WHAT YOU WILL DO | Please report every line in the material below where the word "name" is found.

--- INFORMATION SUPPLIED Enclosed Below ---

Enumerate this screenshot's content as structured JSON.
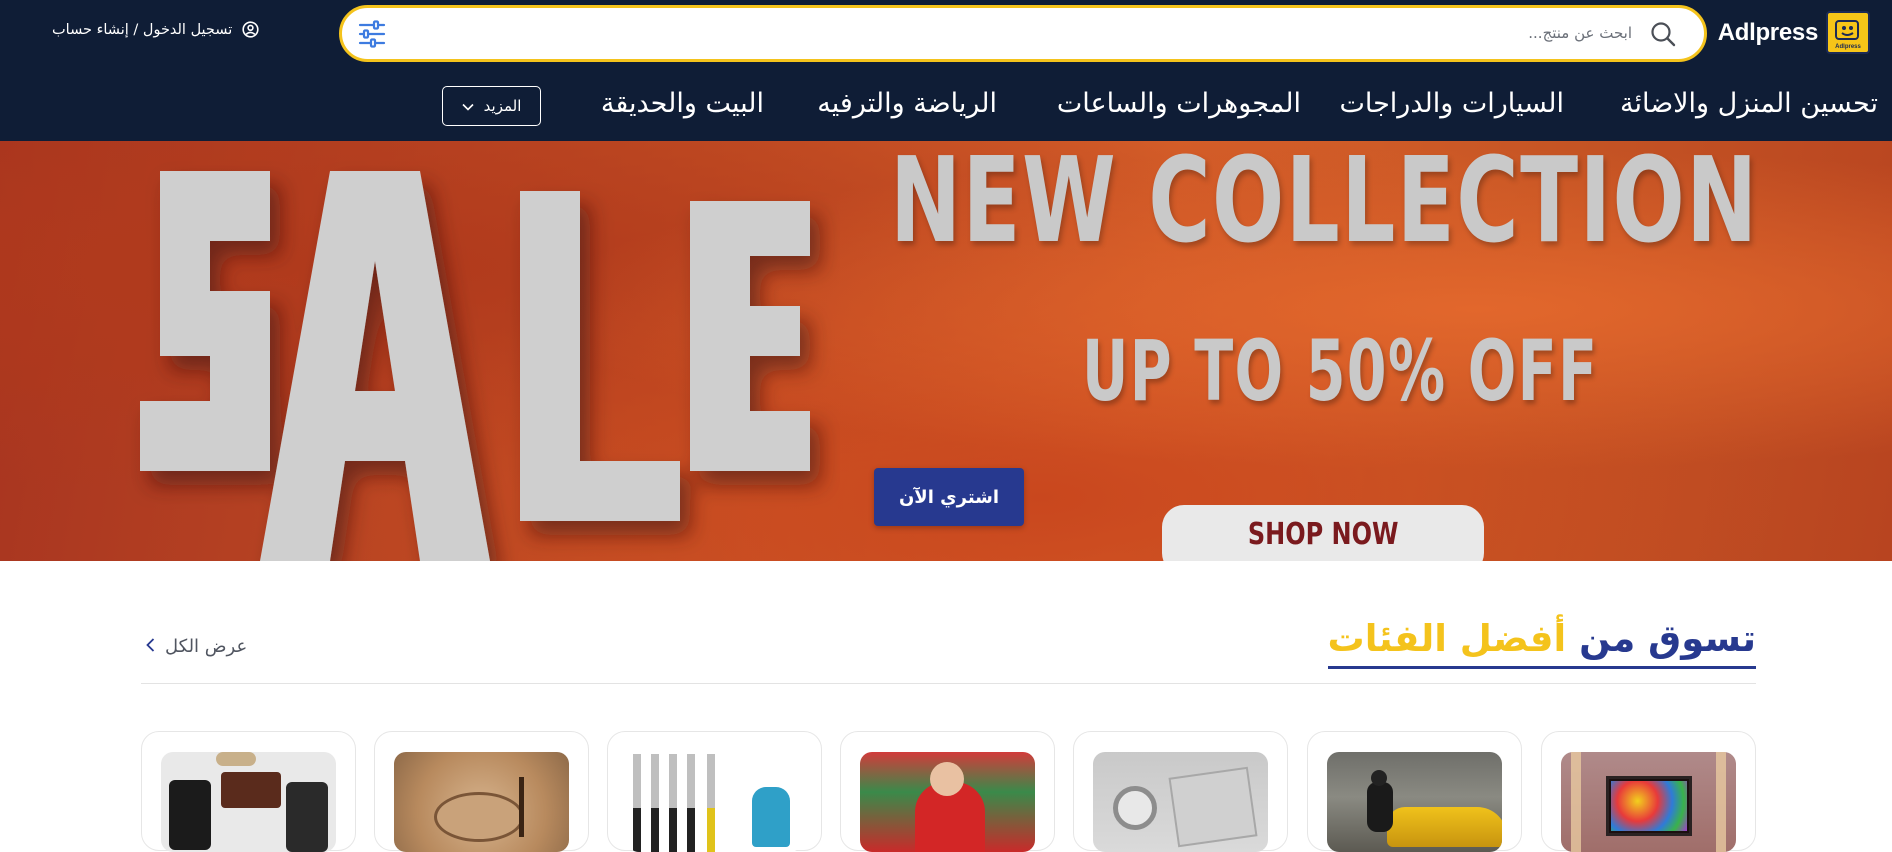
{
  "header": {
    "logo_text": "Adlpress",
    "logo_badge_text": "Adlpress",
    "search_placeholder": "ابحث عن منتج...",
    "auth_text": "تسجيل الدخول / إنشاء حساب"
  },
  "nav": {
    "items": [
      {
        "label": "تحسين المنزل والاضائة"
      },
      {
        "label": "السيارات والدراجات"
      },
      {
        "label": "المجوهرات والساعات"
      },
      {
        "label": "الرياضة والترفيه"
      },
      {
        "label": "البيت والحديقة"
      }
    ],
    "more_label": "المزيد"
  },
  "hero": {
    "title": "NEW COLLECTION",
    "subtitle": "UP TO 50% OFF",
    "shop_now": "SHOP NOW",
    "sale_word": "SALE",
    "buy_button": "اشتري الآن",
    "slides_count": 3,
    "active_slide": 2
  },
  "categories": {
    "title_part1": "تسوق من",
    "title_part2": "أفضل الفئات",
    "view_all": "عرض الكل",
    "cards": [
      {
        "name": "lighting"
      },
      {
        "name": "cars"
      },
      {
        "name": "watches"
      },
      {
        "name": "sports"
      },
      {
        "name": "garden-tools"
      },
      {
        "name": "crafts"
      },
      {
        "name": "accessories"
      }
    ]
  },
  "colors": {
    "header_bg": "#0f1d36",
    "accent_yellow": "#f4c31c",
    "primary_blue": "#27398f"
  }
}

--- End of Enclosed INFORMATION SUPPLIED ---

EXERCISE ANSWER |
        "name": "lighting"
        "name": "cars"
        "name": "watches"
        "name": "sports"
        "name": "garden-tools"
        "name": "crafts"
        "name": "accessories"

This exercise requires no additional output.